## What to produce:
Read the records below and copy each line that contains "content".

━━━━━ Records to process ━━━━━

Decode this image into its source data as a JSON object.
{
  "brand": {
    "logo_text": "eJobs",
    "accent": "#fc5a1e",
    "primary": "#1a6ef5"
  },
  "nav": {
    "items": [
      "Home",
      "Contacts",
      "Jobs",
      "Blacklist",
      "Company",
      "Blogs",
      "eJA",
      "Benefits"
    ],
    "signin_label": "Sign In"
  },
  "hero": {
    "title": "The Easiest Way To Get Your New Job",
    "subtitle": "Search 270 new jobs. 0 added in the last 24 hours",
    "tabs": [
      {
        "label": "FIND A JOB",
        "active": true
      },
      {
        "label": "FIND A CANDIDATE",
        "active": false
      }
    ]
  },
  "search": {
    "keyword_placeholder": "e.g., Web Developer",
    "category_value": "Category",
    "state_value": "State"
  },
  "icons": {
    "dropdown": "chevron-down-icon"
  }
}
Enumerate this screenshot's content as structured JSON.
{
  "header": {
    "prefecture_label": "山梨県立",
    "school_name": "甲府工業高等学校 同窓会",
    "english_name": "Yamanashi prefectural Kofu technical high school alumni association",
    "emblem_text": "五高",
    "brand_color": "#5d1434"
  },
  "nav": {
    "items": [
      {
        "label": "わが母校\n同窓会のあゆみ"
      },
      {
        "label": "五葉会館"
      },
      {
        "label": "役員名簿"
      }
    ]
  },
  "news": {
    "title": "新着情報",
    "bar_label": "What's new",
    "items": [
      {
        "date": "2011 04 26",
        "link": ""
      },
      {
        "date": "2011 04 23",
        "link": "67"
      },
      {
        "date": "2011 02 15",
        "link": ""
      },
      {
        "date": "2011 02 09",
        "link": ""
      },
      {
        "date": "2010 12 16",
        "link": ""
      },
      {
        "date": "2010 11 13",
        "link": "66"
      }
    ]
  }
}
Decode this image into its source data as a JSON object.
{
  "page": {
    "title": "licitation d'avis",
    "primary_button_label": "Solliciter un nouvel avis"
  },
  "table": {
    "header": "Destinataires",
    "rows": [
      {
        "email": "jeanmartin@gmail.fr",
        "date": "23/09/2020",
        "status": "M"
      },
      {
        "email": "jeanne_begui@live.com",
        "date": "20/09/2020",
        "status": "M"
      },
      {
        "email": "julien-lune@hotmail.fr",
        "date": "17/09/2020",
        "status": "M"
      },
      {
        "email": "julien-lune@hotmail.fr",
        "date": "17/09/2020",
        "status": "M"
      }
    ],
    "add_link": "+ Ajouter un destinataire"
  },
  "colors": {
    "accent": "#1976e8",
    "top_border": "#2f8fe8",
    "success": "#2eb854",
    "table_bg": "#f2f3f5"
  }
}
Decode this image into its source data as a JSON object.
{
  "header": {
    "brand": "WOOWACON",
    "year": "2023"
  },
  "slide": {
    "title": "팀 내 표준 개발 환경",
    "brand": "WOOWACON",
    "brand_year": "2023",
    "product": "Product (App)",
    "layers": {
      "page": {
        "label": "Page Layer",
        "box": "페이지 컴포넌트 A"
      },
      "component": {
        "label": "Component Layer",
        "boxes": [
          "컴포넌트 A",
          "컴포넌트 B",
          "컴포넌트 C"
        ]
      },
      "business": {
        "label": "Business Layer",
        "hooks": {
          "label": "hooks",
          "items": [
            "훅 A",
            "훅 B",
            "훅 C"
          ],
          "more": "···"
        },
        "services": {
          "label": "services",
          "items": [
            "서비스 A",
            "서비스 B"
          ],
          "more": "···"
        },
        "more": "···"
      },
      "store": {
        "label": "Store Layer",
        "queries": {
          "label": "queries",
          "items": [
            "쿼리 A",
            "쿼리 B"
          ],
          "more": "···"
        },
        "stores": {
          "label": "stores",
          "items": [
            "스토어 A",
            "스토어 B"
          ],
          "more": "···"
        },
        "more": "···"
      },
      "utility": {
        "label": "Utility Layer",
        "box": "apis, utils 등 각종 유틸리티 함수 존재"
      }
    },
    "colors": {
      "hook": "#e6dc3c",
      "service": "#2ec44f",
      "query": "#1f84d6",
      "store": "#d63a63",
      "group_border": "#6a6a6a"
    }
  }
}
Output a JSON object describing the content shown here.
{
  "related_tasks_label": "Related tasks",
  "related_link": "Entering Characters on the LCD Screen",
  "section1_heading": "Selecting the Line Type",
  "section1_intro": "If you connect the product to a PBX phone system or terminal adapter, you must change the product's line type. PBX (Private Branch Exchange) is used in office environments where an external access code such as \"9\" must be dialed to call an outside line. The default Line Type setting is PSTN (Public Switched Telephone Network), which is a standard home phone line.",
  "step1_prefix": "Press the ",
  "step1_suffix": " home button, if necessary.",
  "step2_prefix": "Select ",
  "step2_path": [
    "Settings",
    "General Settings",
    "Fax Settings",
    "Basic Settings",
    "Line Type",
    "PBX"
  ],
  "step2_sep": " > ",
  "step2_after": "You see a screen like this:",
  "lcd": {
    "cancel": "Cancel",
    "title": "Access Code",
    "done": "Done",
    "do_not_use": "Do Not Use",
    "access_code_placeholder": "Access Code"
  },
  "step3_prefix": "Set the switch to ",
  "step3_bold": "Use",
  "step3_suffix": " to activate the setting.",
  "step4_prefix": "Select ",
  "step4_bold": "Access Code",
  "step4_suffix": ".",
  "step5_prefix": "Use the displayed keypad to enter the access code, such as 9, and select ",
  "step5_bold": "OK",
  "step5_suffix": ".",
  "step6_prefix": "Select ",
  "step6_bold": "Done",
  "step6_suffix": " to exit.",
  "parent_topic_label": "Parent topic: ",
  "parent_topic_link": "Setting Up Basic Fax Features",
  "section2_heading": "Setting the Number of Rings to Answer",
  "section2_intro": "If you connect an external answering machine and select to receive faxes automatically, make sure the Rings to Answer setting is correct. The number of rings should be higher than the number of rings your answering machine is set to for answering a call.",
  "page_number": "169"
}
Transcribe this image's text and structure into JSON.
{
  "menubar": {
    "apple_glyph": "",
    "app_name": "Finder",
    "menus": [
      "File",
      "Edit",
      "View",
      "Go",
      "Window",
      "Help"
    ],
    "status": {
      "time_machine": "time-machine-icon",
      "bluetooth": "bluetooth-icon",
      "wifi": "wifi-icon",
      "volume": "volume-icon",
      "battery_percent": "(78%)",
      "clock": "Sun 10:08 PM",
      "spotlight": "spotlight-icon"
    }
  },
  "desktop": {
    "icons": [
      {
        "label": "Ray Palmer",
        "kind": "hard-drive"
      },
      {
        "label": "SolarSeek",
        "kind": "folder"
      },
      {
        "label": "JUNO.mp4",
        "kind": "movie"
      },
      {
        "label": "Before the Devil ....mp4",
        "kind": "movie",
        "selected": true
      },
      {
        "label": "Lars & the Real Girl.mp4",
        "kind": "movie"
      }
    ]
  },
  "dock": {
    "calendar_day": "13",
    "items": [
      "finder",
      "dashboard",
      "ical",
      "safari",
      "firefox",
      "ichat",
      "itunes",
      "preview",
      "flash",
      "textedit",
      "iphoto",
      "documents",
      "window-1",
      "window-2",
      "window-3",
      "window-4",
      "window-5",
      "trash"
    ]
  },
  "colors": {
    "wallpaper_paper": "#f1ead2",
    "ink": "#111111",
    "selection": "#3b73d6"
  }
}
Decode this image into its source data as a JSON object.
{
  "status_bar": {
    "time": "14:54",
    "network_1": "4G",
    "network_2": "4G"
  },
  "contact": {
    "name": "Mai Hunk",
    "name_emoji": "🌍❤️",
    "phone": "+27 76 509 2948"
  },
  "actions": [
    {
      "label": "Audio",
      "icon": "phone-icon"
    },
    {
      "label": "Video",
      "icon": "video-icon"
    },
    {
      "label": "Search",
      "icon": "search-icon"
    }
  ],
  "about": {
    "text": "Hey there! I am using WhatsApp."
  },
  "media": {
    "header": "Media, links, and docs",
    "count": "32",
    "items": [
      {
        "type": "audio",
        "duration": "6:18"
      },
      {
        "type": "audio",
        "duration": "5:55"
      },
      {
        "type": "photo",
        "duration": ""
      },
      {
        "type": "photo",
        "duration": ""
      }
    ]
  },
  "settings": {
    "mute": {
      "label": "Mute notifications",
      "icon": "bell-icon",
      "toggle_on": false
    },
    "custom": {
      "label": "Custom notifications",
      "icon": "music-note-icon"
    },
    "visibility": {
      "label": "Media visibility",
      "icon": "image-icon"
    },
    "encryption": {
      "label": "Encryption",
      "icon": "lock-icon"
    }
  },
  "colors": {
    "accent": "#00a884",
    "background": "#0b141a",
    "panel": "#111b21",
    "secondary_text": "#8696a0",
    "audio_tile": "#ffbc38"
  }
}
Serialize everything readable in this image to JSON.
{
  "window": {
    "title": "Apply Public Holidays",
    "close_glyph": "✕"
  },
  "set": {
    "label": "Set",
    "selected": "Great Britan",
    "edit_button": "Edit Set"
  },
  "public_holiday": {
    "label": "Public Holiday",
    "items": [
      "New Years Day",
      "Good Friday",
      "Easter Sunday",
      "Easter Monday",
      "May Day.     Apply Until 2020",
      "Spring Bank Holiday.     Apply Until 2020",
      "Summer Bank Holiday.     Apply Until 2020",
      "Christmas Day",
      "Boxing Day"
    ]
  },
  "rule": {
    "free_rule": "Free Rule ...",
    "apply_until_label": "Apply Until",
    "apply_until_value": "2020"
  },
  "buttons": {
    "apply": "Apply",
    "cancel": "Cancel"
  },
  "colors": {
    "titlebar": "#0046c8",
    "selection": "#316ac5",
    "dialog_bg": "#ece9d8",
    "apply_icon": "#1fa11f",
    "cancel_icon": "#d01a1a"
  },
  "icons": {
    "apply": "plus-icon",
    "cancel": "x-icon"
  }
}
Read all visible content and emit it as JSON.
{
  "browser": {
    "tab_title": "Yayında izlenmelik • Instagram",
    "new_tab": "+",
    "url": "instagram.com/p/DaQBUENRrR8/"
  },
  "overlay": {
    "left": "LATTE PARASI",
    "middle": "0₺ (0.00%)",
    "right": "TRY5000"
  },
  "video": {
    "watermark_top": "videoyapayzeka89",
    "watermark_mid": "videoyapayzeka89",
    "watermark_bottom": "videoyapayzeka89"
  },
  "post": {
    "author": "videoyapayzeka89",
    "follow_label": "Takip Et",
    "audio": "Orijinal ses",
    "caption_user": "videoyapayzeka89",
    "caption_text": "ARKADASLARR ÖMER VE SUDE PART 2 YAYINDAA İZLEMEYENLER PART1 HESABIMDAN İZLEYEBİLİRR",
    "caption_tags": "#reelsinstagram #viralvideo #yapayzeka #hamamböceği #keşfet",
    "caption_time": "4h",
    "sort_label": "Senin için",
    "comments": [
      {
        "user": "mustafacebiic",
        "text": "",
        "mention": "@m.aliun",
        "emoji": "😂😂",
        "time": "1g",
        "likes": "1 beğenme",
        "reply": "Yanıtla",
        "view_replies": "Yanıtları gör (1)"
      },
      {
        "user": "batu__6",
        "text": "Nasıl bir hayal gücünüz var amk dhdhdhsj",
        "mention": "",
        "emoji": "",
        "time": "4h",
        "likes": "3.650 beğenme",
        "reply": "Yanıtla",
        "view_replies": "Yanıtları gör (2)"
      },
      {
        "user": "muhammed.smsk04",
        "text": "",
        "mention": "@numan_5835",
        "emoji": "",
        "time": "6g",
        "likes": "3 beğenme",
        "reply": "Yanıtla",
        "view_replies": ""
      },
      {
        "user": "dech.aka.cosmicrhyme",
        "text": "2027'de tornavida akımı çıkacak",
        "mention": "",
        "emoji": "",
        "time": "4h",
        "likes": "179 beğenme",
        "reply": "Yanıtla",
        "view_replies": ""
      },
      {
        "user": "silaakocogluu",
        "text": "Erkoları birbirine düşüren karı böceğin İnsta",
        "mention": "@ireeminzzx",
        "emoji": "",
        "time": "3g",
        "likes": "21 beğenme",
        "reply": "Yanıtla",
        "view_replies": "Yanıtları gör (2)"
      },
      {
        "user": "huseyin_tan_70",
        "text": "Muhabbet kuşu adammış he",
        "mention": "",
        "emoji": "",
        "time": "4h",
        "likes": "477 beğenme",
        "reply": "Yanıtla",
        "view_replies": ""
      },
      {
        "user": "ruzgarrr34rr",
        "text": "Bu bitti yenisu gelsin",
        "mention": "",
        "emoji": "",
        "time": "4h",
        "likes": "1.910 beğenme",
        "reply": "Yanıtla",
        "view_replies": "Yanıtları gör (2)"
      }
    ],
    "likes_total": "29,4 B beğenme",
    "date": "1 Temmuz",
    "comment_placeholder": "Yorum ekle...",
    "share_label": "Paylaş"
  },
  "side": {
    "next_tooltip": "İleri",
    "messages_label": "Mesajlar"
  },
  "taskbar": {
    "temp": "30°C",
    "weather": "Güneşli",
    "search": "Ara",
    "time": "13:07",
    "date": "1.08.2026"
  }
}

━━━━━

## Reply:
Enumerate this screenshot's content as structured JSON.
Output a JSON object describing the content shown here.
Read all visible content and emit it as JSON.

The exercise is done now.